Activity>
What should come back is the data below, word for word, minus any picture.

Record set>

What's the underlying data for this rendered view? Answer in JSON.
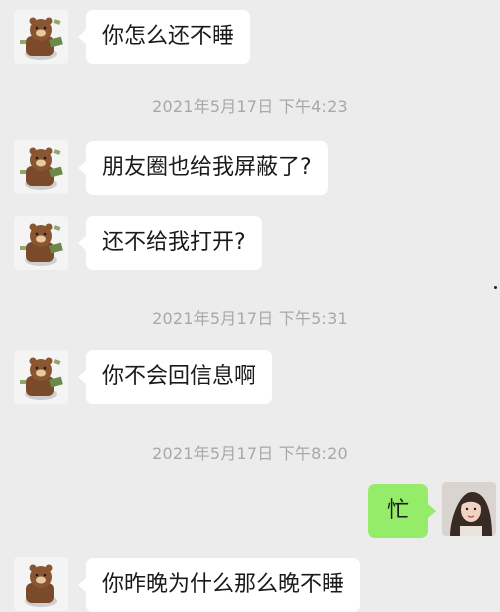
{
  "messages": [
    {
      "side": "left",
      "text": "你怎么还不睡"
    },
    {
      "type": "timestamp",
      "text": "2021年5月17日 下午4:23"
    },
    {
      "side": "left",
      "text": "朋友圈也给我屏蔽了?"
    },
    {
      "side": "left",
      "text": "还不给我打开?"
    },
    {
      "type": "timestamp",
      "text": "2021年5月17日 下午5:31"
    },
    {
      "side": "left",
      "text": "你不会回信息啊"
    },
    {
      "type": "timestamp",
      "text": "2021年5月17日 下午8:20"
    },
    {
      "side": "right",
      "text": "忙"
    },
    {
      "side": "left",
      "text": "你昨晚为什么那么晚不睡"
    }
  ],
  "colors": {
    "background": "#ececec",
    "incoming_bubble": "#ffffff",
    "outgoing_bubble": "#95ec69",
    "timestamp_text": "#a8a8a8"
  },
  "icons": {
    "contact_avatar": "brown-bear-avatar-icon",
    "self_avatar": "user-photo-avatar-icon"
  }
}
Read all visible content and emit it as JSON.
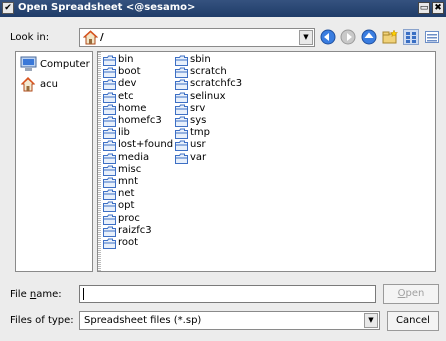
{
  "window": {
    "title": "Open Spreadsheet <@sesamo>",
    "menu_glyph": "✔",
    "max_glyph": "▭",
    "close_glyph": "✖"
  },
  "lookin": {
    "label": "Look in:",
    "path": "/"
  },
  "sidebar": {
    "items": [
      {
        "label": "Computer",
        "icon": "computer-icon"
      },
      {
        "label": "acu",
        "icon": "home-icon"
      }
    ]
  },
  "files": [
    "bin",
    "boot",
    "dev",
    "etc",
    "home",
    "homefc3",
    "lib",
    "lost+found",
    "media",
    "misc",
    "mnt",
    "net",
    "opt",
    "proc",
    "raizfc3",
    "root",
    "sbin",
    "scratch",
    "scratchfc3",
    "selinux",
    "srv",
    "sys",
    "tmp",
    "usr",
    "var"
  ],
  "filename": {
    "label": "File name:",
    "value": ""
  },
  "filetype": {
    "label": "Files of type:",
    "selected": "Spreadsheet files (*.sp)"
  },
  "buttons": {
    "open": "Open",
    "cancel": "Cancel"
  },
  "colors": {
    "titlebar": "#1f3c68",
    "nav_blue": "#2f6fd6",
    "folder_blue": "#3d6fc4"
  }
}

Worked solution>
What's the underlying data for this rendered view? Answer in JSON.
{
  "messages": [
    {
      "side": "left",
      "text": "你怎么还不睡"
    },
    {
      "type": "timestamp",
      "text": "2021年5月17日 下午4:23"
    },
    {
      "side": "left",
      "text": "朋友圈也给我屏蔽了?"
    },
    {
      "side": "left",
      "text": "还不给我打开?"
    },
    {
      "type": "timestamp",
      "text": "2021年5月17日 下午5:31"
    },
    {
      "side": "left",
      "text": "你不会回信息啊"
    },
    {
      "type": "timestamp",
      "text": "2021年5月17日 下午8:20"
    },
    {
      "side": "right",
      "text": "忙"
    },
    {
      "side": "left",
      "text": "你昨晚为什么那么晚不睡"
    }
  ],
  "colors": {
    "background": "#ececec",
    "incoming_bubble": "#ffffff",
    "outgoing_bubble": "#95ec69",
    "timestamp_text": "#a8a8a8"
  },
  "icons": {
    "contact_avatar": "brown-bear-avatar-icon",
    "self_avatar": "user-photo-avatar-icon"
  }
}
Read all visible content and emit it as JSON.
{
  "window": {
    "title": "Open Spreadsheet <@sesamo>",
    "menu_glyph": "✔",
    "max_glyph": "▭",
    "close_glyph": "✖"
  },
  "lookin": {
    "label": "Look in:",
    "path": "/"
  },
  "sidebar": {
    "items": [
      {
        "label": "Computer",
        "icon": "computer-icon"
      },
      {
        "label": "acu",
        "icon": "home-icon"
      }
    ]
  },
  "files": [
    "bin",
    "boot",
    "dev",
    "etc",
    "home",
    "homefc3",
    "lib",
    "lost+found",
    "media",
    "misc",
    "mnt",
    "net",
    "opt",
    "proc",
    "raizfc3",
    "root",
    "sbin",
    "scratch",
    "scratchfc3",
    "selinux",
    "srv",
    "sys",
    "tmp",
    "usr",
    "var"
  ],
  "filename": {
    "label": "File name:",
    "value": ""
  },
  "filetype": {
    "label": "Files of type:",
    "selected": "Spreadsheet files (*.sp)"
  },
  "buttons": {
    "open": "Open",
    "cancel": "Cancel"
  },
  "colors": {
    "titlebar": "#1f3c68",
    "nav_blue": "#2f6fd6",
    "folder_blue": "#3d6fc4"
  }
}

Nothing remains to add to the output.